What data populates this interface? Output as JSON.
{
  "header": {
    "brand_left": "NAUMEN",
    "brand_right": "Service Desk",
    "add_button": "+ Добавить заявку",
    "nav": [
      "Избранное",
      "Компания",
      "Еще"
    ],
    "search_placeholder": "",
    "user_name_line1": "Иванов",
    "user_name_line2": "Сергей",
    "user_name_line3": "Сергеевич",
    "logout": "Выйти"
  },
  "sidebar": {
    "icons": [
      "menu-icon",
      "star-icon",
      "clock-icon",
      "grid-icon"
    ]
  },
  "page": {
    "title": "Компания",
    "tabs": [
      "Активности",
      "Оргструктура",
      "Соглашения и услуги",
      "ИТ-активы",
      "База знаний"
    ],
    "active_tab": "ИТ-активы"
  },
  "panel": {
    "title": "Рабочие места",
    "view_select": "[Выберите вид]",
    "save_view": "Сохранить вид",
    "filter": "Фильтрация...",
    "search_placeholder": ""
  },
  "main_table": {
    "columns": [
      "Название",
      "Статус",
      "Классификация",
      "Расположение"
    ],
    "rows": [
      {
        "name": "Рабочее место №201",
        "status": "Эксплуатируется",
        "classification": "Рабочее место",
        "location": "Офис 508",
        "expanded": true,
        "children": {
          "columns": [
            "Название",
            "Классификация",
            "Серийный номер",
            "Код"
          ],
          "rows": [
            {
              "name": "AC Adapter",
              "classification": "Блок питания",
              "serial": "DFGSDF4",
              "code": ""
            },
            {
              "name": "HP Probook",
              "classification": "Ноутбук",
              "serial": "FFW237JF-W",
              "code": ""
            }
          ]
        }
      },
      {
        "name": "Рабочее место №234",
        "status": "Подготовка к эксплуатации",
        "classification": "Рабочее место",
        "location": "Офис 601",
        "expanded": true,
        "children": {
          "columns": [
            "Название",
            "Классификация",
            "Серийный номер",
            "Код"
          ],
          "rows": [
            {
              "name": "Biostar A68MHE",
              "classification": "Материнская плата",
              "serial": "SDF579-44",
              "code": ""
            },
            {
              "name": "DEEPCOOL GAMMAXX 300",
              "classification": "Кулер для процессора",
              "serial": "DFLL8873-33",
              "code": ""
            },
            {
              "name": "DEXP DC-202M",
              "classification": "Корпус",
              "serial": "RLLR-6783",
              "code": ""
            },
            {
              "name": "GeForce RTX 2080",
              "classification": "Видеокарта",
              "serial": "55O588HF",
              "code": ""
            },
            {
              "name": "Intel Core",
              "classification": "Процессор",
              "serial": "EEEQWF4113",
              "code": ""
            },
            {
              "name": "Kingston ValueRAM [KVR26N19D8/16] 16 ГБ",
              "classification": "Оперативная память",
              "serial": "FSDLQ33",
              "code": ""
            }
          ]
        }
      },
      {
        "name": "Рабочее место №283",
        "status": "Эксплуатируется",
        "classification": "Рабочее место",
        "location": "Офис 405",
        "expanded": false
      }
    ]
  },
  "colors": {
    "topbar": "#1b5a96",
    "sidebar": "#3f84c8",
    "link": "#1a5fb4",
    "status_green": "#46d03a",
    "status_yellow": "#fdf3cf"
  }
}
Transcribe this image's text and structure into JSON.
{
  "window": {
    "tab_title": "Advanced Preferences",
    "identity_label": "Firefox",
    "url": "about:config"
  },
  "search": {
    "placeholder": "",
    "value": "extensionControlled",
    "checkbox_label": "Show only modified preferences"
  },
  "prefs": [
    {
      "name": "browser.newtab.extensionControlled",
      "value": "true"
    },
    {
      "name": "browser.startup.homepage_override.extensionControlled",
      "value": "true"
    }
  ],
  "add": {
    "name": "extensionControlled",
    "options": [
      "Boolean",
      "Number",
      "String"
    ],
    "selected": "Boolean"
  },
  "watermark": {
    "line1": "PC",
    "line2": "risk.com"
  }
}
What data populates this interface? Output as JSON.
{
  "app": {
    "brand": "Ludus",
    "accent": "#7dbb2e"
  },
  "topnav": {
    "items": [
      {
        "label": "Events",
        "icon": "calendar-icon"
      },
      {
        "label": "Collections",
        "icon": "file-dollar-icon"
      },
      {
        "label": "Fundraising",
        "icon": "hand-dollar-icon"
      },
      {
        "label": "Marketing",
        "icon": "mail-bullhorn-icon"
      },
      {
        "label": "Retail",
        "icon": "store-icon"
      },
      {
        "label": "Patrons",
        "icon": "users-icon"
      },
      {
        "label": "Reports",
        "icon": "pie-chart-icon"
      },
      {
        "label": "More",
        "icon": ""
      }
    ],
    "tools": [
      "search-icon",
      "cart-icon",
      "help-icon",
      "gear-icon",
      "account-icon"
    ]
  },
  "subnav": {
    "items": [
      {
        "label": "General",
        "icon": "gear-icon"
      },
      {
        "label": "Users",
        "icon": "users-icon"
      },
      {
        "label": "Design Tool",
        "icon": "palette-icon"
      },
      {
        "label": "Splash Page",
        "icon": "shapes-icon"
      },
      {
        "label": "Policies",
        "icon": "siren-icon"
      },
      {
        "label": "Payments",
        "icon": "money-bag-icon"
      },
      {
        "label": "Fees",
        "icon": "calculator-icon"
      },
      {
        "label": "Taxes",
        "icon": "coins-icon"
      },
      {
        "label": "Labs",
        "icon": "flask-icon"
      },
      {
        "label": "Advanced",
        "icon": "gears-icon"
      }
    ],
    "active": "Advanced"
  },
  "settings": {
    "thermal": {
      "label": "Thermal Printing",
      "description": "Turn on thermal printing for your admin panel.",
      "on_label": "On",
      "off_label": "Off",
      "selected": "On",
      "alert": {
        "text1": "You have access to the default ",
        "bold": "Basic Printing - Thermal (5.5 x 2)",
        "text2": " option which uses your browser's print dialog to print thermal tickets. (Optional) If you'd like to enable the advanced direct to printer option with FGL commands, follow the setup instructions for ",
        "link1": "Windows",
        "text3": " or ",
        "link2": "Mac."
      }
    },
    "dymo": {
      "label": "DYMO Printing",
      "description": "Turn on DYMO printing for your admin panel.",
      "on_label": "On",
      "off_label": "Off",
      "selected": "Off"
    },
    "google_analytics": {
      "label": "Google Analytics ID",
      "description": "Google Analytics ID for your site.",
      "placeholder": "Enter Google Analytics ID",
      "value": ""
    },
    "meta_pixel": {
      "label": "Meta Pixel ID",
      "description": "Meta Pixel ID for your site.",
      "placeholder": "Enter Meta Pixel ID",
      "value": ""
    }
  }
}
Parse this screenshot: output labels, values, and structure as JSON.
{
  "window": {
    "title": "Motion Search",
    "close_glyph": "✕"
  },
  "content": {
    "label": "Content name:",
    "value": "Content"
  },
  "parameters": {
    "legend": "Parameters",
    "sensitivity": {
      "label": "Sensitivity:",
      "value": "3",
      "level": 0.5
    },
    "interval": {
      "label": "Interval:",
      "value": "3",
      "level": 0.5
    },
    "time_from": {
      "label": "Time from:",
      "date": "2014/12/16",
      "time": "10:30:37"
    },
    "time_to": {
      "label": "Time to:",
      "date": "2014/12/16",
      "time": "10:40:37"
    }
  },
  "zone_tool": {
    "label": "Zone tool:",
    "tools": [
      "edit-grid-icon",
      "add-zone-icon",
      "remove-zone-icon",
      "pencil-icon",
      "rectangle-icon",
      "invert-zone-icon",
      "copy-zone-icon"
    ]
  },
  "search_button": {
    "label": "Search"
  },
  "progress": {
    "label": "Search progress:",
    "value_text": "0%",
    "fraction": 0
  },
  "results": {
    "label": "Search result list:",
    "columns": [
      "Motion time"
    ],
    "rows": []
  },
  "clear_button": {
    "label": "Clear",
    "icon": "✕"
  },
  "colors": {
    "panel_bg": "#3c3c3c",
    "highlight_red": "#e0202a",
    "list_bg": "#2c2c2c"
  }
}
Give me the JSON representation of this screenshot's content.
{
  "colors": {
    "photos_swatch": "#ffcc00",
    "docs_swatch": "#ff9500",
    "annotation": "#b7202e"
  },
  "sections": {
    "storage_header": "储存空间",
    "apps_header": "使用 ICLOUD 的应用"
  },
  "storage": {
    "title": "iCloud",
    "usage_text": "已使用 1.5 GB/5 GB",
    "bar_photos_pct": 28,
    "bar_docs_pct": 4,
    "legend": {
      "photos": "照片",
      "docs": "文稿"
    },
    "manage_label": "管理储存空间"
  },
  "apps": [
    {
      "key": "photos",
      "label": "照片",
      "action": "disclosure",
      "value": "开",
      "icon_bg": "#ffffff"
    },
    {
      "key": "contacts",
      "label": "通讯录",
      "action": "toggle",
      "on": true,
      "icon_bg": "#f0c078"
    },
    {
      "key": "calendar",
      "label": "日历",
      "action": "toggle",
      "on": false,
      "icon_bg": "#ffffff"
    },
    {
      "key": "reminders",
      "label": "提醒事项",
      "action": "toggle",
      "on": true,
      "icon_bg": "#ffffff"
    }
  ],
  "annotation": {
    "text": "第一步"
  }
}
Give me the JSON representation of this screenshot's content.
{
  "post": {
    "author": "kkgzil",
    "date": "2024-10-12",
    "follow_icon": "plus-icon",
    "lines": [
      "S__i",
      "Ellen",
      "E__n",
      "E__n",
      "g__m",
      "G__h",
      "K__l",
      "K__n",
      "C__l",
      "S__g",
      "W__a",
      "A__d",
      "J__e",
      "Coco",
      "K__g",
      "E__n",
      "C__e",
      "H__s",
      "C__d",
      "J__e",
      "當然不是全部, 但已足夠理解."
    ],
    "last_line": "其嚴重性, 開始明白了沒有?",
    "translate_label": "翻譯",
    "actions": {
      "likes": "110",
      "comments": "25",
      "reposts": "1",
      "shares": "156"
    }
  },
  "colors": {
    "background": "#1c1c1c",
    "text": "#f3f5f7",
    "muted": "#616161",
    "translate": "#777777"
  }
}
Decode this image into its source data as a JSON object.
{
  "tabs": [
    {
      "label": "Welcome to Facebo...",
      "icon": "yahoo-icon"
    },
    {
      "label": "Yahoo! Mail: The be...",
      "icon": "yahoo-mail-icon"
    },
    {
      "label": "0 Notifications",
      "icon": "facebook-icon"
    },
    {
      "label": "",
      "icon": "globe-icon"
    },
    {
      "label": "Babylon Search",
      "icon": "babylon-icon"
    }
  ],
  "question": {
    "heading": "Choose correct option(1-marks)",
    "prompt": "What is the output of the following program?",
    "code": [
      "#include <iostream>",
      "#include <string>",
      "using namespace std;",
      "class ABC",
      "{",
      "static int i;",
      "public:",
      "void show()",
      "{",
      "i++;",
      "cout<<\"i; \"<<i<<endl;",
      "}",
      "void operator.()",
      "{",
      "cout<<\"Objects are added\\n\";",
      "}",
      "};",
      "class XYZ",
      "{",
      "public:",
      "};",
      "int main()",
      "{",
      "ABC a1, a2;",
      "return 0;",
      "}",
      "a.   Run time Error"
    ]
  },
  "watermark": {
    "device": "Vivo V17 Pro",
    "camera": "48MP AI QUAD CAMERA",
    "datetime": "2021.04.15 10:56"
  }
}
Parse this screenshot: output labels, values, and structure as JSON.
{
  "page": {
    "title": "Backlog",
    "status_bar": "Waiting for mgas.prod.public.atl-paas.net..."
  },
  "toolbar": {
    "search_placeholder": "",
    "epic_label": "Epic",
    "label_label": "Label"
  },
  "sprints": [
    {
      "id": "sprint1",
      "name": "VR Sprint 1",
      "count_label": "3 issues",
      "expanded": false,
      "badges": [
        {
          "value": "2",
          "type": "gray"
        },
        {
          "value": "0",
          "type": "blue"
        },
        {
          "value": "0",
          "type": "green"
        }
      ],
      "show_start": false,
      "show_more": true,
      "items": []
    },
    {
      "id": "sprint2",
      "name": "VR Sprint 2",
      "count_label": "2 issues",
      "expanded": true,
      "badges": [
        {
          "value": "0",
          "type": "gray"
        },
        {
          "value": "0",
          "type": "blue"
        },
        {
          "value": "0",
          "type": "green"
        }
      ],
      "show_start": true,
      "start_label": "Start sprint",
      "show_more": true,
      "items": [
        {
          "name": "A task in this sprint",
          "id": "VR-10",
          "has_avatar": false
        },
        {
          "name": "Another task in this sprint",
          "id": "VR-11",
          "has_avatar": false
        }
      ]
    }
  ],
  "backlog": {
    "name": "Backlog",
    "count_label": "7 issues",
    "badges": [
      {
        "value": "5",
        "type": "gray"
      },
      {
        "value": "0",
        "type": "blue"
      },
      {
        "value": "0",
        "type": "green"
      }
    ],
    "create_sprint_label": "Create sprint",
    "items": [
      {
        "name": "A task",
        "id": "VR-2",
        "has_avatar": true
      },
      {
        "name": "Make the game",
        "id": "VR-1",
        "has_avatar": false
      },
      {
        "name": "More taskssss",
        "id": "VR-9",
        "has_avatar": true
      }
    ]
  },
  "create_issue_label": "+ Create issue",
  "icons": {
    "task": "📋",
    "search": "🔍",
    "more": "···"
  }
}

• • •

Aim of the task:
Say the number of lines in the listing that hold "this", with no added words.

Finished exercise:
10